*** MATERIAL TO PROCESS Section Begins ***
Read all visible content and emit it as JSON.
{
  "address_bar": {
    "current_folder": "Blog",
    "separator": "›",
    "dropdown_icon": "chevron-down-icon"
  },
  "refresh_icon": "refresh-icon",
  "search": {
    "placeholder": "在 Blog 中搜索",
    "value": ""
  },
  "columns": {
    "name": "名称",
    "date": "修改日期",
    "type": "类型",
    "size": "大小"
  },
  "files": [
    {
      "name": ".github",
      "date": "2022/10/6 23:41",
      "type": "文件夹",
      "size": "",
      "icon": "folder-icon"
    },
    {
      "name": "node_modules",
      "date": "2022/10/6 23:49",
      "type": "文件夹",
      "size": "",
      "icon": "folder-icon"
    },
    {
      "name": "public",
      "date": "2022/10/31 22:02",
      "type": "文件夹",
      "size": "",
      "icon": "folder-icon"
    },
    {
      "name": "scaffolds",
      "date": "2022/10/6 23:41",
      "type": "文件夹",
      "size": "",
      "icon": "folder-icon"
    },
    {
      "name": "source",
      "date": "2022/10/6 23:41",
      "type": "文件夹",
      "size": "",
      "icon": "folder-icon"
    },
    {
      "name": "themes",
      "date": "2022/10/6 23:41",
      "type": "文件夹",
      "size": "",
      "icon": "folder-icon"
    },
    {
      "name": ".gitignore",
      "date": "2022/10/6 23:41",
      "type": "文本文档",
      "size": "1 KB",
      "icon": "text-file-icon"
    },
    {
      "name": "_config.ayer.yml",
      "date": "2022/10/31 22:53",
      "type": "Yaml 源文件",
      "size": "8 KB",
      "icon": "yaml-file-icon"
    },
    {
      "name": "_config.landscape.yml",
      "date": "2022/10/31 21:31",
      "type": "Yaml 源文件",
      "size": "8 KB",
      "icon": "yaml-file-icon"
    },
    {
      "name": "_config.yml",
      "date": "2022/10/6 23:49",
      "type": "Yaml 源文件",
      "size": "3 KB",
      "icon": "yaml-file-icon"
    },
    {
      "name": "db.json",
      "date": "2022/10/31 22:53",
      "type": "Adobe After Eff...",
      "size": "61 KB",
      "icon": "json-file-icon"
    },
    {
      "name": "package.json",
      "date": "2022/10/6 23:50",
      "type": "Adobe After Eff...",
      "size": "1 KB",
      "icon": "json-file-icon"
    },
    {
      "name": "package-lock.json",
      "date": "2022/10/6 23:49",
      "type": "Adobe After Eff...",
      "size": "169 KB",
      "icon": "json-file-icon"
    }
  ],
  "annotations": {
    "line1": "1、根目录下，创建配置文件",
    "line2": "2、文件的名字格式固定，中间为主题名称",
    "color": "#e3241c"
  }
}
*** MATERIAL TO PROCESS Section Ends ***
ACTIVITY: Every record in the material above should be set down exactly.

EXERCISE SOLUTION:
Read all visible content and emit it as JSON.
{
  "address_bar": {
    "current_folder": "Blog",
    "separator": "›",
    "dropdown_icon": "chevron-down-icon"
  },
  "refresh_icon": "refresh-icon",
  "search": {
    "placeholder": "在 Blog 中搜索",
    "value": ""
  },
  "columns": {
    "name": "名称",
    "date": "修改日期",
    "type": "类型",
    "size": "大小"
  },
  "files": [
    {
      "name": ".github",
      "date": "2022/10/6 23:41",
      "type": "文件夹",
      "size": "",
      "icon": "folder-icon"
    },
    {
      "name": "node_modules",
      "date": "2022/10/6 23:49",
      "type": "文件夹",
      "size": "",
      "icon": "folder-icon"
    },
    {
      "name": "public",
      "date": "2022/10/31 22:02",
      "type": "文件夹",
      "size": "",
      "icon": "folder-icon"
    },
    {
      "name": "scaffolds",
      "date": "2022/10/6 23:41",
      "type": "文件夹",
      "size": "",
      "icon": "folder-icon"
    },
    {
      "name": "source",
      "date": "2022/10/6 23:41",
      "type": "文件夹",
      "size": "",
      "icon": "folder-icon"
    },
    {
      "name": "themes",
      "date": "2022/10/6 23:41",
      "type": "文件夹",
      "size": "",
      "icon": "folder-icon"
    },
    {
      "name": ".gitignore",
      "date": "2022/10/6 23:41",
      "type": "文本文档",
      "size": "1 KB",
      "icon": "text-file-icon"
    },
    {
      "name": "_config.ayer.yml",
      "date": "2022/10/31 22:53",
      "type": "Yaml 源文件",
      "size": "8 KB",
      "icon": "yaml-file-icon"
    },
    {
      "name": "_config.landscape.yml",
      "date": "2022/10/31 21:31",
      "type": "Yaml 源文件",
      "size": "8 KB",
      "icon": "yaml-file-icon"
    },
    {
      "name": "_config.yml",
      "date": "2022/10/6 23:49",
      "type": "Yaml 源文件",
      "size": "3 KB",
      "icon": "yaml-file-icon"
    },
    {
      "name": "db.json",
      "date": "2022/10/31 22:53",
      "type": "Adobe After Eff...",
      "size": "61 KB",
      "icon": "json-file-icon"
    },
    {
      "name": "package.json",
      "date": "2022/10/6 23:50",
      "type": "Adobe After Eff...",
      "size": "1 KB",
      "icon": "json-file-icon"
    },
    {
      "name": "package-lock.json",
      "date": "2022/10/6 23:49",
      "type": "Adobe After Eff...",
      "size": "169 KB",
      "icon": "json-file-icon"
    }
  ],
  "annotations": {
    "line1": "1、根目录下，创建配置文件",
    "line2": "2、文件的名字格式固定，中间为主题名称",
    "color": "#e3241c"
  }
}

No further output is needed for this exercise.